I’ve been thinking about brokenness today for these reasons, and perhaps that is what made me step into a dialogue on Facebook around a Fresh Air interview Terry Gross conducted with Elizabeth Smart. To me, this story is all about brokenness. If you haven’t heard it, here is the link. Listen to all of it, not just the surface. There is one part I really want to talk about in which I think there is a profound lesson, a small point of light:
Now, there are two things that strike me about this interview. The first is that while Elizabeth Smart may come across as confident, self-assured, and ‘healed” during this interview, I believe that brokenness is still the main theme which comes through in this conversation. She talks about being so drained of everything by her captors that she couldn’t even fathom telling anyone what her name was. This level of broken is something that, mercifully, most of us will never have to experience. But people do. Some of them are famous, and some of them are known only to themselves. Some experience hurt by captors who will later pay the price. Some will be hurt by people who will continue to have power over themselves and others, and who may never come to “justice” in our society. Some will be so broken that they will hurt others the same way they were hurt, perhaps just trying to touch the face of what it feels like to be human and have identity. This is a painfully difficult reality to take in.
But, what this story offers for me is the recognition that brokenness is not the end of the story. Brokenness is a fragile state that empties us. Maybe, just maybe, the depths of our brokenness empties us and opens us up so that even the smallest acts of grace can seep in. You’ll notice I didn’t say “fix it” because that could take days, weeks, years, a lifetime or perhaps even more. Open wounds don’t heal rapidly. Sometimes our deepest wounds are still healing below the surface even when they begin to pass inspection on the outside. But all this brokenness leaves room for so much grace.

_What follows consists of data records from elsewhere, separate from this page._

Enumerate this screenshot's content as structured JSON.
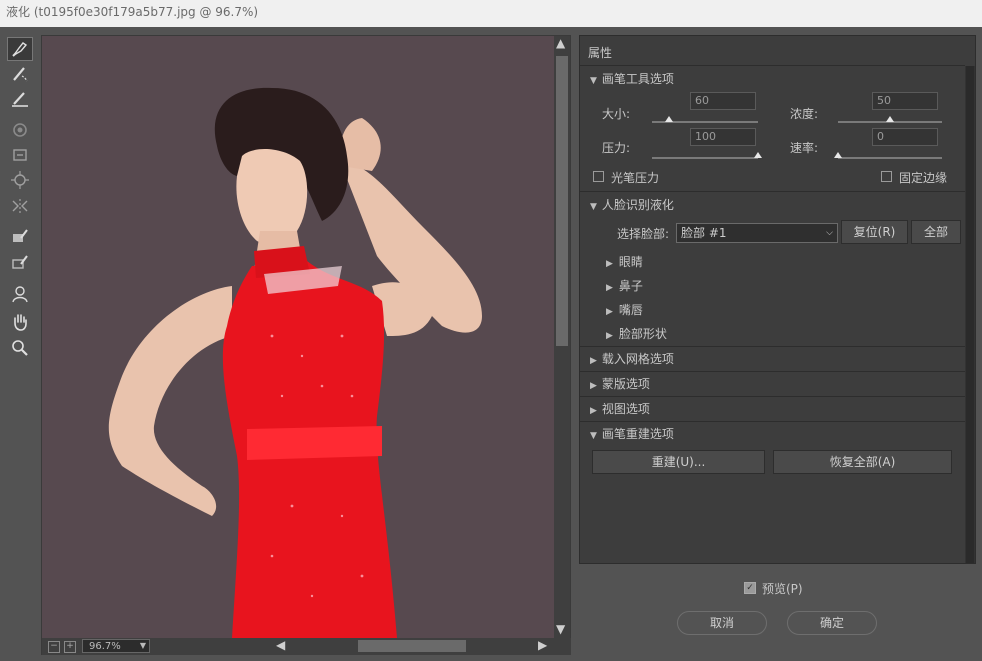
{
  "window": {
    "title": "液化 (t0195f0e30f179a5b77.jpg @ 96.7%)"
  },
  "tools": [
    {
      "name": "forward-warp-tool-icon"
    },
    {
      "name": "reconstruct-tool-icon"
    },
    {
      "name": "smooth-tool-icon"
    },
    {
      "name": "twirl-clockwise-tool-icon"
    },
    {
      "name": "pucker-tool-icon"
    },
    {
      "name": "bloat-tool-icon"
    },
    {
      "name": "push-left-tool-icon"
    },
    {
      "name": "freeze-mask-tool-icon"
    },
    {
      "name": "thaw-mask-tool-icon"
    },
    {
      "name": "face-tool-icon"
    },
    {
      "name": "hand-tool-icon"
    },
    {
      "name": "zoom-tool-icon"
    }
  ],
  "canvas": {
    "zoom": "96.7%",
    "background": "#57494f",
    "dress_color": "#e8141e"
  },
  "panel": {
    "title": "属性",
    "brush_tool_options": {
      "heading": "画笔工具选项",
      "size_label": "大小:",
      "size_value": "60",
      "size_fraction": 0.16,
      "density_label": "浓度:",
      "density_value": "50",
      "density_fraction": 0.5,
      "pressure_label": "压力:",
      "pressure_value": "100",
      "pressure_fraction": 1.0,
      "rate_label": "速率:",
      "rate_value": "0",
      "rate_fraction": 0.0,
      "stylus_pressure_label": "光笔压力",
      "pin_edges_label": "固定边缘"
    },
    "face_aware": {
      "heading": "人脸识别液化",
      "select_face_label": "选择脸部:",
      "select_face_value": "脸部 #1",
      "reset_label": "复位(R)",
      "all_label": "全部",
      "items": [
        "眼睛",
        "鼻子",
        "嘴唇",
        "脸部形状"
      ]
    },
    "load_mesh_options": "载入网格选项",
    "mask_options": "蒙版选项",
    "view_options": "视图选项",
    "brush_reconstruct_options": {
      "heading": "画笔重建选项",
      "reconstruct_label": "重建(U)...",
      "restore_all_label": "恢复全部(A)"
    }
  },
  "footer": {
    "preview_label": "预览(P)",
    "preview_checked": true,
    "cancel_label": "取消",
    "ok_label": "确定"
  }
}
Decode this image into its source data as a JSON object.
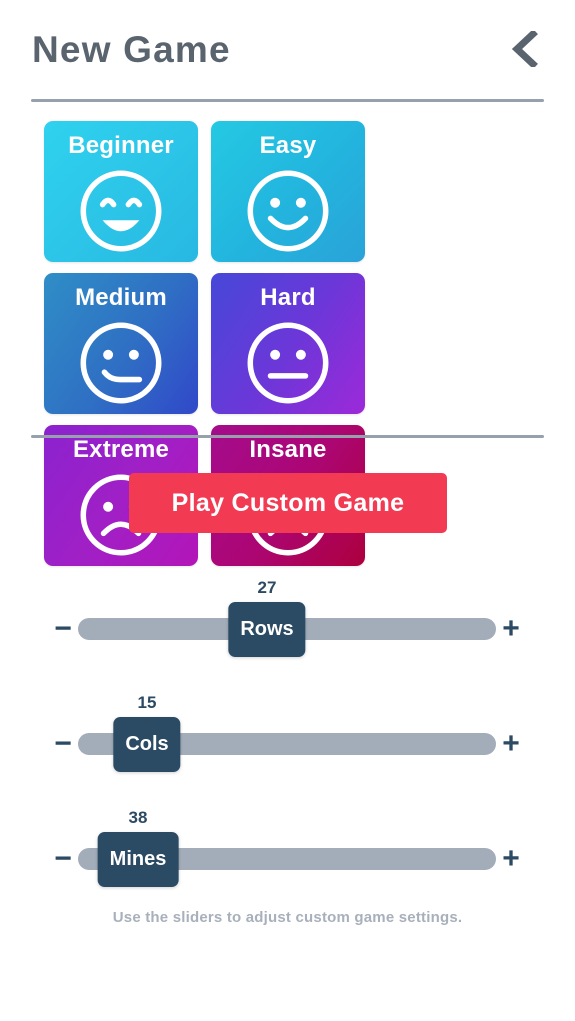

This brings me to what was, for me, the most lasting and perhaps unsettling aspect of this interview. At one point mid-way through the interview, Elizabeth describes to Terry how people would notice her in the complete head to toe covered robes that she was wearing. I painfully listened as Elizabeth described how she would notice people crossing the street in downtown Salt Lake, how they would walk as far away from her and her captors as possible without making eye contact, then they would cross back to pass them. All the while, she knew this was to avoid having to make contact.
Ouch. That one hit my heart.
This pained me, because its real. I see it daily, and I engage in it just like the rest of the world. Pretending not to see. Stepping away from something that seems bizarre and out of place. Defining the world by “us” and “them” and putting up a wall between myself and the world of pain that emerges when I realize how much the other may be going through that I simply don’t know about and perhaps cannot even comprehend. I do willingly step in to brokenness with my friends, or people with whom I work with in professional and personal helping capacities. But it is really easy for me to divert away from other widespread brokenness in the world. We can walk to the other side of the street metaphorically so many times. Is there a captive, broken young soul that we pass up the opportunity to assist when we do that? Possibly. Can we fix everyone we see? Probably not. And that juxtaposition between caring but feeling incompetent to fix is one of the things that keeps us from crossing over to the other side.
Let’s for just a moment consider that it isn’t our job to “fix” people, but to simply be present in this world with them as connected, loving human beings. We cannot in our limited human capacity fix homelessness, poverty, abuse, mental health, death, grief…the list goes on. We can, however, be present in a broken world to make eye contact. To say a prayer. To learn someone’s name. To offer basic, momentary support. To advocate. To give voice to those whose circumstances silence them. To stand up and say something when power is misused. These are just simple, daily actions. But, if we engage in them with intention they transform into acts of radical compassion.
In a broken world, there are enough gaps that our simple acts can find ample opportunity to sink in. From a faith perspective, this may mean that we allow divine grace to use us exactly as we are, as one of a thousand small moments that could seep in and begin to fill the cracks of brokenness. From a human perspective, irrespective of whether we believe in a higher power or a greater purpose, we act in ways of human compassion because in those actions the world of this present moment changes, even incrementally. This bends the arc toward justice, compassionate action after compassionate action.
If we are still enough to take it in, we may also experience the transformative grace that seeps in to cracks of our own brokenness, too.